Mapping binary relationships One-to-many - primary key on the one side becomes a foreign key on the many side Many-to-many - create a new relation (associative entity) with the primary keys of the two entities as its primary key I like to call these intersection entities to distinguish them from associative entities created at the conceptual level One-to-one - primary key on the mandatory side becomes a foreign key on the optional side

Example of mapping a 1:M relationship

Looks like this using relational schema notation

Example of mapping an M:M relationship

Looks like this using relational schema notation

Mapping a binary 1:1 relationship

Looks like this using relational schema notation

Transforming E-R diagrams into relations


Mapping associative entities Identifier not assigned Default primary key for the association relation is the primary keys of the two entities Identifier assigned It is natural and familiar to end-users Default identifier may not be unique

Mapping an associative entity with an identifier

Looks like this using relational schema notation

Transforming E-R diagrams into relations


Mapping unary relationships One-to-many - recursive foreign key in the same relation Many-to-many - two relations: One for the entity type One for an associative relation in which the primary key has two attributes, both taken from the primary key of the entity
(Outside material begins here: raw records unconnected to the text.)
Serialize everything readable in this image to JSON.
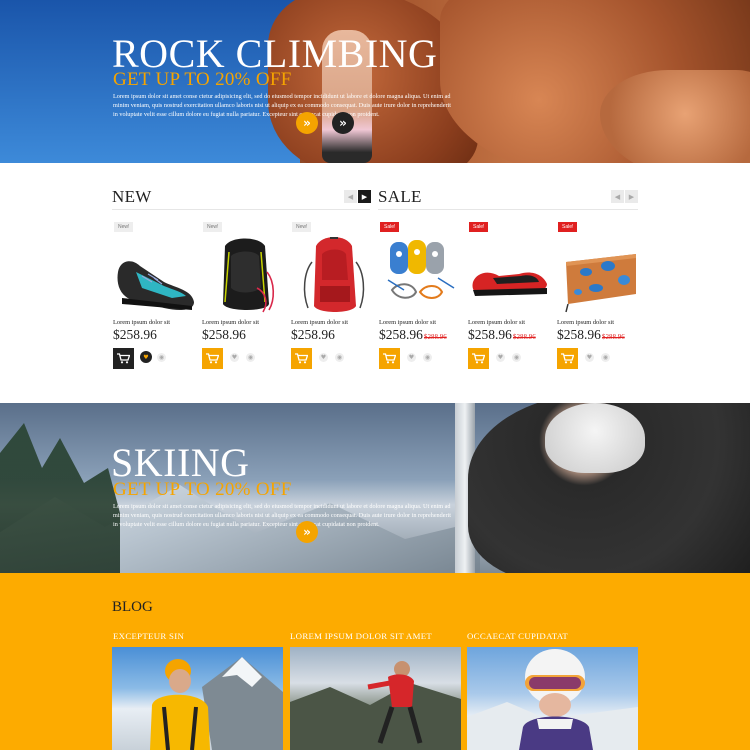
{
  "hero_climbing": {
    "title": "ROCK CLIMBING",
    "subtitle": "GET UP TO 20% OFF",
    "text": "Lorem ipsum dolor sit amet conse ctetur adipisicing elit, sed do eiusmod tempor incididunt ut labore et dolore magna aliqua. Ut enim ad minim veniam, quis nostrud exercitation ullamco laboris nisi ut aliquip ex ea commodo consequat. Duis aute irure dolor in reprehenderit in voluptate velit esse cillum dolore eu fugiat nulla pariatur. Excepteur sint occaecat cupidatat non proident.",
    "button_icon": "double-chevron-right-icon"
  },
  "new_section": {
    "title": "NEW"
  },
  "sale_section": {
    "title": "SALE"
  },
  "products": [
    {
      "badge": "New!",
      "name": "Lorem ipsum dolor sit",
      "price": "$258.96",
      "old_price": "",
      "image": "climbing-shoe"
    },
    {
      "badge": "New!",
      "name": "Lorem ipsum dolor sit",
      "price": "$258.96",
      "old_price": "",
      "image": "black-backpack"
    },
    {
      "badge": "New!",
      "name": "Lorem ipsum dolor sit",
      "price": "$258.96",
      "old_price": "",
      "image": "red-backpack"
    },
    {
      "badge": "Sale!",
      "name": "Lorem ipsum dolor sit",
      "price": "$258.96",
      "old_price": "$288.96",
      "image": "belay-devices"
    },
    {
      "badge": "Sale!",
      "name": "Lorem ipsum dolor sit",
      "price": "$258.96",
      "old_price": "$288.96",
      "image": "red-climbing-shoe"
    },
    {
      "badge": "Sale!",
      "name": "Lorem ipsum dolor sit",
      "price": "$258.96",
      "old_price": "$288.96",
      "image": "climbing-holds-board"
    }
  ],
  "hero_skiing": {
    "title": "SKIING",
    "subtitle": "GET UP TO 20% OFF",
    "text": "Lorem ipsum dolor sit amet conse ctetur adipisicing elit, sed do eiusmod tempor incididunt ut labore et dolore magna aliqua. Ut enim ad minim veniam, quis nostrud exercitation ullamco laboris nisi ut aliquip ex ea commodo consequat. Duis aute irure dolor in reprehenderit in voluptate velit esse cillum dolore eu fugiat nulla pariatur. Excepteur sint occaecat cupidatat non proident."
  },
  "blog": {
    "title": "BLOG",
    "posts": [
      {
        "title": "EXCEPTEUR SIN"
      },
      {
        "title": "LOREM IPSUM DOLOR SIT AMET"
      },
      {
        "title": "OCCAECAT CUPIDATAT"
      }
    ]
  },
  "colors": {
    "accent": "#fdab00",
    "sale": "#e02020",
    "dark": "#222222"
  }
}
For example...
Emp_Num EMPLOYEE Emp-Name Emp_Address Supervises

Would look like...


references

Emp_Num Emp_Name Emp_Address

Boss_Num

And..
Num_Units
Comp_Num COMPONENT Description Unit_of-Measure BOM

Would look like...


COMPONENT

Comp_Num Desc

Unit_of_Measure

BOM
Num-of_Units Comp_Num Subassembly_Num

Transforming E-R diagrams into relations


Mapping ternary (and n-ary) relationships One relation for each entity and one for the associative entity

Mapping a ternary relationship

Looks like this using relational schema notation

Transforming E-R diagrams into relations


Mapping Supertype/subtype relationships Create a separate relation for the supertype and each of the subtypes Assign common attributes to supertype Assign primary key and unique attributes to each subtype

Mapping Supertype/subtype relationships

Would look like this...

Lets try a couple.

minimal redundancy and allow insertion, modification, and deletion without errors or inconsistencies Anomalies are errors or inconsistencies resulting from redundancy Insertion anomaly Deletion anomaly Modification anomaly

Well-structured relations Well-structured relations contain

Normalization is a formal process for deciding which attributes should be grouped together in a relation Objective: to validate and improve a logical design so that it satisfies certain constraints that avoid unnecessary duplication of data Definition: the process of decomposing relations with anomalies to produce smaller, well-structured relations

Data normalization

Steps in normalization

Functional dependencies and keys


Functional dependency: the value of one attribute (the determinant) determines the value of another attribute A -> B, for every valid instance of A, that value of A uniquely determines the value of B Candidate key: an attribute or combination of attributes that uniquely identifies an instance Uniqueness: each non-key field is functionally dependent on every candidate key

First normal form


No multi-valued attributes. Every attribute value is atomic.

Second normal form


1NF and every non-key attribute is fully functionally dependent on the primary key. Every non-key attribute must be defined by the entire key, not by only part of the key. No partial functional dependencies.

Third normal form


2NF and no transitive dependencies (functional dependency between nonkey attributes.)

Relation with transitive dependency

Transitive dependency in SALES relation

Removing a transitive dependency

Relations in 3NF

Lets practice...

Other considerations...
Synonyms: different names, same meaning. Homonyms: same name, different meanings.